▸ **Data listing**:

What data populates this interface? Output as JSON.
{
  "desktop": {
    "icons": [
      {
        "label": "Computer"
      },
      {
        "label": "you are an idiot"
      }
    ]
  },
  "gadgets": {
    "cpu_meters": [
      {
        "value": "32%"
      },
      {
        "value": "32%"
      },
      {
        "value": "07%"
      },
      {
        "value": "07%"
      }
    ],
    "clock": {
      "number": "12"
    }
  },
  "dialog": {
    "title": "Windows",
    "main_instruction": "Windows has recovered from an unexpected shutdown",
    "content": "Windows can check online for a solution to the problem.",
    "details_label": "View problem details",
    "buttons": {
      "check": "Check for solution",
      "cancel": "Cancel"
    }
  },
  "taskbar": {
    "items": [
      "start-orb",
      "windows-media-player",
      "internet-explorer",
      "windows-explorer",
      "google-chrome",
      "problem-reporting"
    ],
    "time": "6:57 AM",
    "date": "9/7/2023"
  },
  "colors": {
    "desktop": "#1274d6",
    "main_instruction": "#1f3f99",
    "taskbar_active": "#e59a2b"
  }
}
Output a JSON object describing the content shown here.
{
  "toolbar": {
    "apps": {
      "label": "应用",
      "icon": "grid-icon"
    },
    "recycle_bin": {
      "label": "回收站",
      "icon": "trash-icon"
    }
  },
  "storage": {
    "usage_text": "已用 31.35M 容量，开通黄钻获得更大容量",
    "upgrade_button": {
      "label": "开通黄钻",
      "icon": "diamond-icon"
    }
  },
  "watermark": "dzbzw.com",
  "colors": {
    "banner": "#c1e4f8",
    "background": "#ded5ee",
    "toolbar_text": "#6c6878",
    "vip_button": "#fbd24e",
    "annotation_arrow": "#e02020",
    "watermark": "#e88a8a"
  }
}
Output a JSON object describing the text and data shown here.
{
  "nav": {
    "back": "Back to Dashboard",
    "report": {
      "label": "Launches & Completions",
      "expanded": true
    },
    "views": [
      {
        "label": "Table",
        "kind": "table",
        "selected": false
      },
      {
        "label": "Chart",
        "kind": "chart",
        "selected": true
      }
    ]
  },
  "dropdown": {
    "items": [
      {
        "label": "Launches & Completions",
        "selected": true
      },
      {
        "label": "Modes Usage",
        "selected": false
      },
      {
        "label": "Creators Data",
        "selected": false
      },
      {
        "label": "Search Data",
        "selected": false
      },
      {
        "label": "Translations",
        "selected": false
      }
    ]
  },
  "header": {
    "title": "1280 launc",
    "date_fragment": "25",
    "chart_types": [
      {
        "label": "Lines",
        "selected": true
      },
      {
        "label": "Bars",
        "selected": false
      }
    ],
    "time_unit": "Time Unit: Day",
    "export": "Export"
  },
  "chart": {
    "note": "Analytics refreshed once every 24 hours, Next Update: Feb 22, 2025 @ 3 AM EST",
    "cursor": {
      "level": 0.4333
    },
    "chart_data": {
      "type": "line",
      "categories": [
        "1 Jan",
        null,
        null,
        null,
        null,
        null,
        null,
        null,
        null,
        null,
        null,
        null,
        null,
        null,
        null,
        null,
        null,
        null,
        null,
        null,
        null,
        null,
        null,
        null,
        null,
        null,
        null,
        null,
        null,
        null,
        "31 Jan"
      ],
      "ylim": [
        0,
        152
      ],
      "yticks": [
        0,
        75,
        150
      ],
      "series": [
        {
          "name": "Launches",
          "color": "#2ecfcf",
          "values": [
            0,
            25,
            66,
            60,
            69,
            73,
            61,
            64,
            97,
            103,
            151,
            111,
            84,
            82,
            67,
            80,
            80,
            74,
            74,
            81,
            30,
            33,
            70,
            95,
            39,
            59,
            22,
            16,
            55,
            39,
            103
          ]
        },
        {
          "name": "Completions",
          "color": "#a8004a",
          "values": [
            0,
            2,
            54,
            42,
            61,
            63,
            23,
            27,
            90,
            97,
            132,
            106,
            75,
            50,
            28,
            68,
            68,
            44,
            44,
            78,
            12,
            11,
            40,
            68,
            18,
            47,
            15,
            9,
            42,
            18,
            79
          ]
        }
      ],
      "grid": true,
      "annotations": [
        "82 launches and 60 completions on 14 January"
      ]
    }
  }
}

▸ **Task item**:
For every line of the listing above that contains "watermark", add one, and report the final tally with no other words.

▸ **Response for this exercise**:
2